YOUR GOAL
Could you filter the data below down to the lines that hold the word "Group"?

DATA SUPPLIED: Begin

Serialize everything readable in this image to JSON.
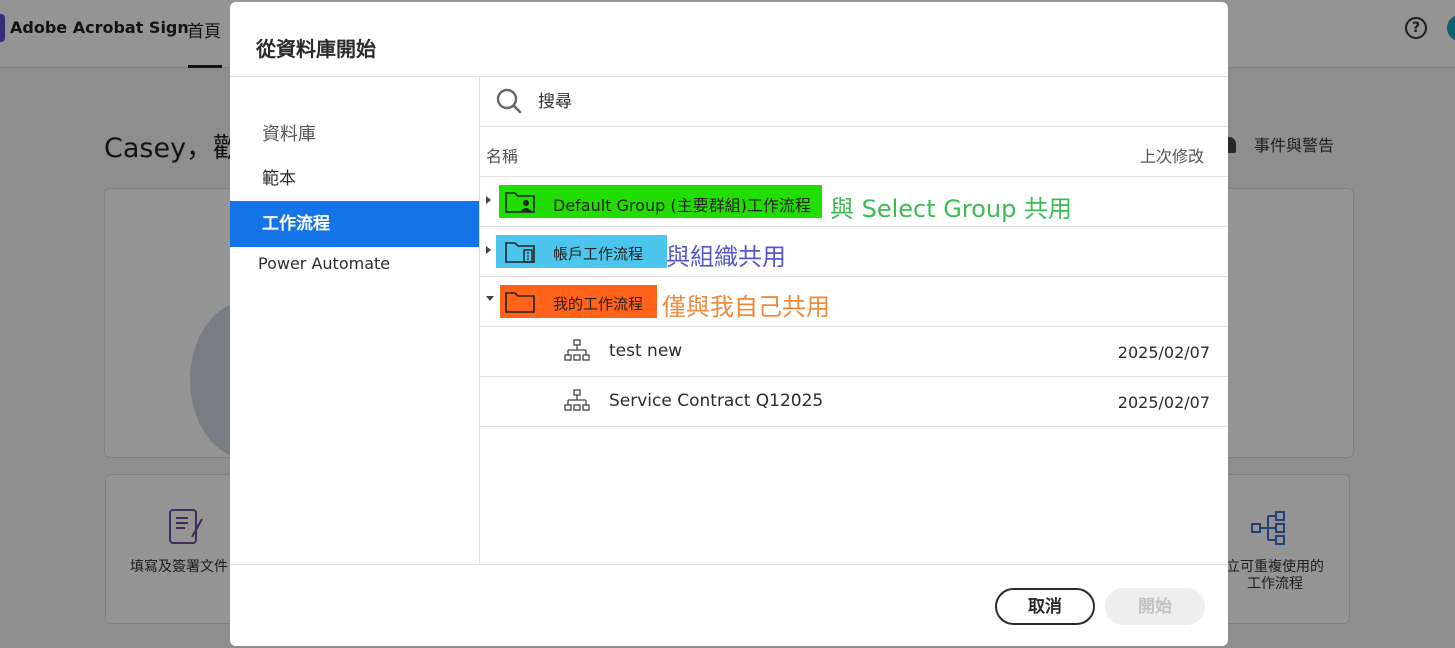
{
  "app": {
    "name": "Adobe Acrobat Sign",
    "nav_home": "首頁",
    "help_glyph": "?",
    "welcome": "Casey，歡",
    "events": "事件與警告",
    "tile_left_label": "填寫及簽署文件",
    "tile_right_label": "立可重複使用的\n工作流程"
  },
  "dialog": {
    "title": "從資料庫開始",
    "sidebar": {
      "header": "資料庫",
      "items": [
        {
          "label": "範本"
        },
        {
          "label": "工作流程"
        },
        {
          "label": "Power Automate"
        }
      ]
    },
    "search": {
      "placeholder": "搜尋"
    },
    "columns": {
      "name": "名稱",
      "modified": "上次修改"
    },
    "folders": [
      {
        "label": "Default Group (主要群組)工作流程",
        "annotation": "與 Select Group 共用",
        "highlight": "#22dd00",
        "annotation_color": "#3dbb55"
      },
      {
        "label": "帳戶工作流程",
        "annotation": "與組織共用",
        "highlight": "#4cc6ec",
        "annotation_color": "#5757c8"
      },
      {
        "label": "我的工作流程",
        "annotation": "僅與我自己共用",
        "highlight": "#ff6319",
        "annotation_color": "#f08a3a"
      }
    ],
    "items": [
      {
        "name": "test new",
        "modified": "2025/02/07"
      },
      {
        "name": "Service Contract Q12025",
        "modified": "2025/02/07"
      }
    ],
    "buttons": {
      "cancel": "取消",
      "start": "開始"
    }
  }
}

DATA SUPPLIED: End
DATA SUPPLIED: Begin

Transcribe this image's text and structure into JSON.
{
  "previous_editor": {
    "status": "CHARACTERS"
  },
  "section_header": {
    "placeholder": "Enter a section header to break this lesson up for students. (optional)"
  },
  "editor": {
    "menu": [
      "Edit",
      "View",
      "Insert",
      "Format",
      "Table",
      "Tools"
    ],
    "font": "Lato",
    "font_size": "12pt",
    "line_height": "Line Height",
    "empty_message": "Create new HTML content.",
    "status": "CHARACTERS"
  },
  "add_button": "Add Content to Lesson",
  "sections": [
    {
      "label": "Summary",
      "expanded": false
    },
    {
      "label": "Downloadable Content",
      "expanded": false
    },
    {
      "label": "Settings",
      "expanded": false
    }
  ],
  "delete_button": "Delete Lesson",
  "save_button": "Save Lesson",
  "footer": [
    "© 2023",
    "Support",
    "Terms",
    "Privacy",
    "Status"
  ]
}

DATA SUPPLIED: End
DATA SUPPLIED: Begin

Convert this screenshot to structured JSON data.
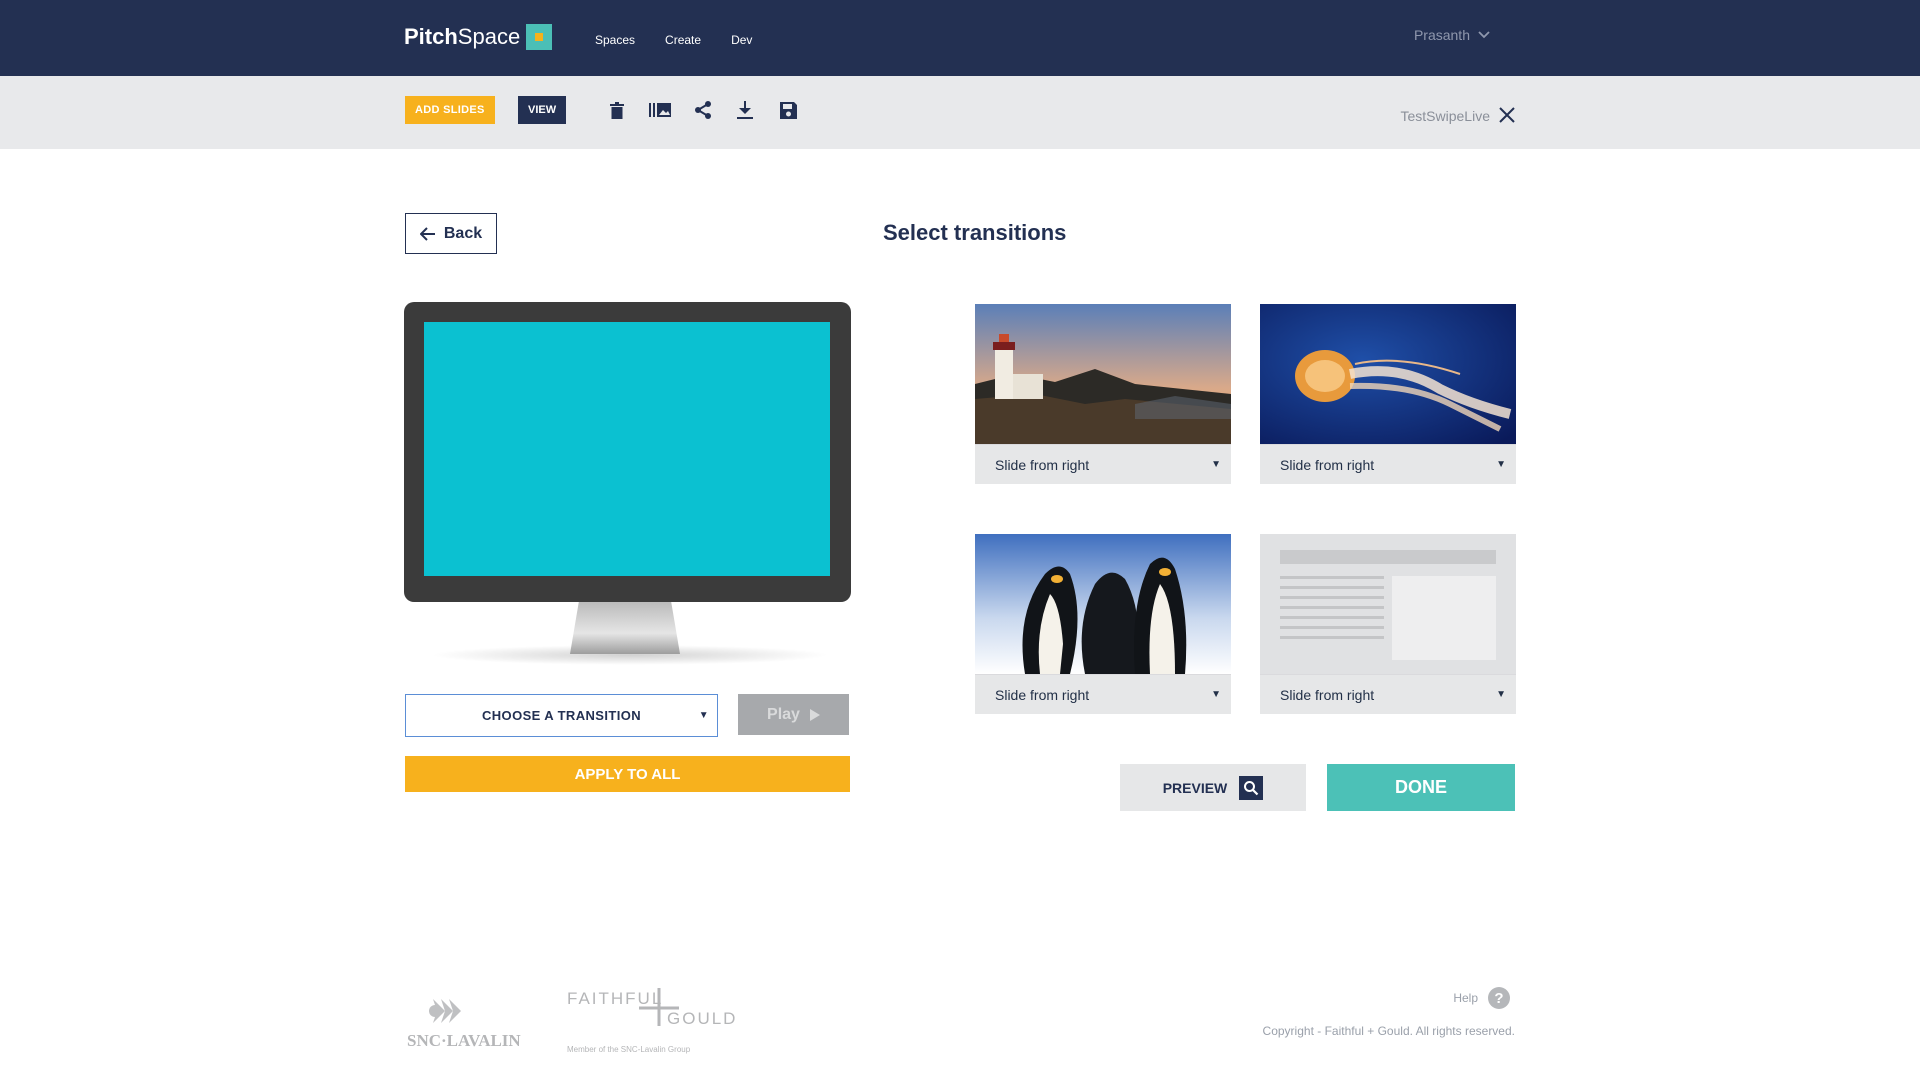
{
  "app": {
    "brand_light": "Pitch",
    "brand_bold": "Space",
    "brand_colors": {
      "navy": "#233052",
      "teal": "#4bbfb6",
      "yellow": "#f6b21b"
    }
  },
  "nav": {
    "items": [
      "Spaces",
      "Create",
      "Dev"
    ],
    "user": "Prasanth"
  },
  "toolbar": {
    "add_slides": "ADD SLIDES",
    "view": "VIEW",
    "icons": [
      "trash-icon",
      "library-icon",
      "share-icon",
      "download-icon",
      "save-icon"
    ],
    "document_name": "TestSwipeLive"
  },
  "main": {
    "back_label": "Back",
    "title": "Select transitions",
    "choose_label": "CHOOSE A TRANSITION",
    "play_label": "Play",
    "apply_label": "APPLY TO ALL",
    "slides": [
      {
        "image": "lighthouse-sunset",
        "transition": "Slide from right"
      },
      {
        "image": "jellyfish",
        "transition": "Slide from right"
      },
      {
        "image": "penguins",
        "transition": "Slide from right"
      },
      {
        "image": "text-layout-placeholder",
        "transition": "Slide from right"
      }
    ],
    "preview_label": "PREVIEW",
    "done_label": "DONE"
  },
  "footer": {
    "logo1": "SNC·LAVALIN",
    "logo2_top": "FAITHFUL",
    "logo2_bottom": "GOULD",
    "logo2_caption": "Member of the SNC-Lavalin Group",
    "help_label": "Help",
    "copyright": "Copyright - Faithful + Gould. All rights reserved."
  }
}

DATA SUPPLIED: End

PROBLEM SOLUTION
        "label": "Default Group (主要群組)工作流程",
        "annotation": "與 Select Group 共用",
    "logo2_caption": "Member of the SNC-Lavalin Group",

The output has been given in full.